As a community, I don't think that we do enough reading or writing.  By reading, I mean really reading for comprehension, and by writing, I mean really writing to convey some sort of information.  Too many times, I see questions being asked in online forums, and the response that is received has no correlation to the question; it's as if whomever had read the question had only read every third or fifth word, and just answered another question all together.  Also, we all see emails and posts to list servs and forums that would benefit greatly from spellcheck or just a review for grammar.

It all comes down to thought processes.  One simple way to expand our horizons is to read something, and when we do, put more thought than just "neat!" into what we're reading.  Another way to expand and develop ourselves professionally is to write more for public consumption.  When you read something, do you think critically about what you're reading?  Or do you simply accept it without question because the person writing it is someone that you or others consider to be an "expert"? 

If you think that something you've read is a good idea, why do you think that?  Is it because it would be (or would have been) useful to you in some way?  How so?  Can you articulate that?

Ultimately, what we do ends up in some sort of written form.  When we perform analysis, many times the end result is a report to someone...our boss, a customer, etc.  The way we provide value through the reporting process is to think critically, and provide a clear, concise description of our findings to the customer, in a manner that they can understand and use. 

So how do we go about doing this?  A lot of us read...even it's 140 characters or less at a time, we tend to read stuff, right?  So what do you do at that point?  Do you simply retweet, or do you use that as the beginning of a blog post?  If you are writing a blog post, are you simply providing a link to what you read, or are you writing a description of how the information was impactful or meaningful to you?

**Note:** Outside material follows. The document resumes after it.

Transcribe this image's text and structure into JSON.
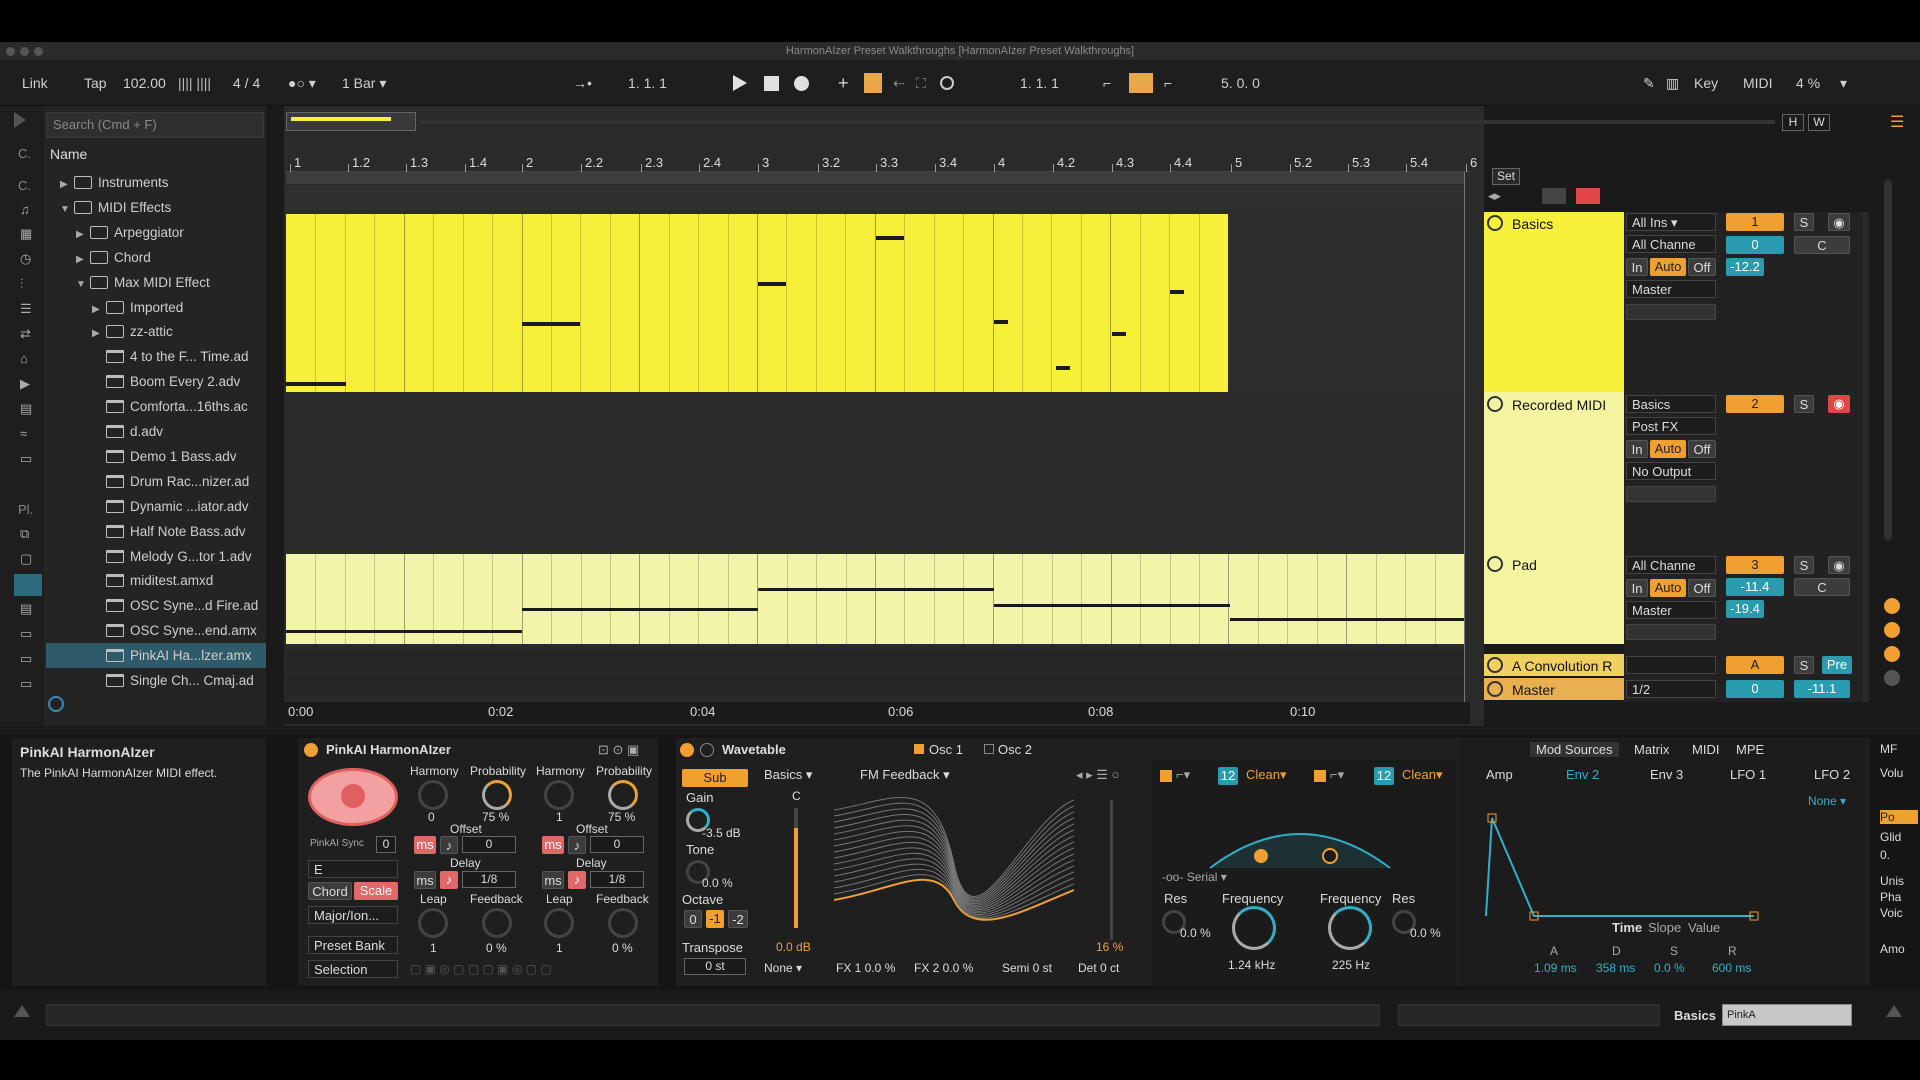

There a lot of opportunities out there.  For example, look at what Corey's done over at the Journey into IR blog, with his exploit artifacts posts.  This is just one example of what can be done.  Regardless of the route you choose to take, or the path you choose to follow, reading something within the community (book, tweet, blog post, etc.) and not taking the opportunity to think critically about what was read and to open a discussion on the topic, sharing your thoughts with others...all of this is simply a missed opportunity.

1 comment:

DB said...

I find at times I feel overwhelmed by the information. Fragmented attention, “want to know” addiction and totally self-inflicted - but do not think that I am the only one. We tend to open the valve and try to take in as much as we can on a given day because there is a fear that we might miss something. However, most of the information can have a short shelf life and not play into the topics we strive to understand greater. I am finding over a longer timeline there are too many bits and pieces I am trying to pick-up and am missing the meat of an issue.
Something that I am finding helpful when reading technical books (reading for learning or practice), along the lines what Harlan said, is to fill up page margins with notes and/or highlight selected issues. I then can go back later after the info marinates and review those areas, write down those notes and further thoughts into a notepad/document as my own index. While not a unique concept, the process of going back to revisit the concepts and actually write new notes helps me retain more of the information.
I think my approach is changing to better filter what does come out the information faucet. I agree there is a need to stop, take a breath and better understand the text in front of us before replying, commenting, re-Tweeting, etc. or we only exacerbate the problem. Learning is a marathon not a race.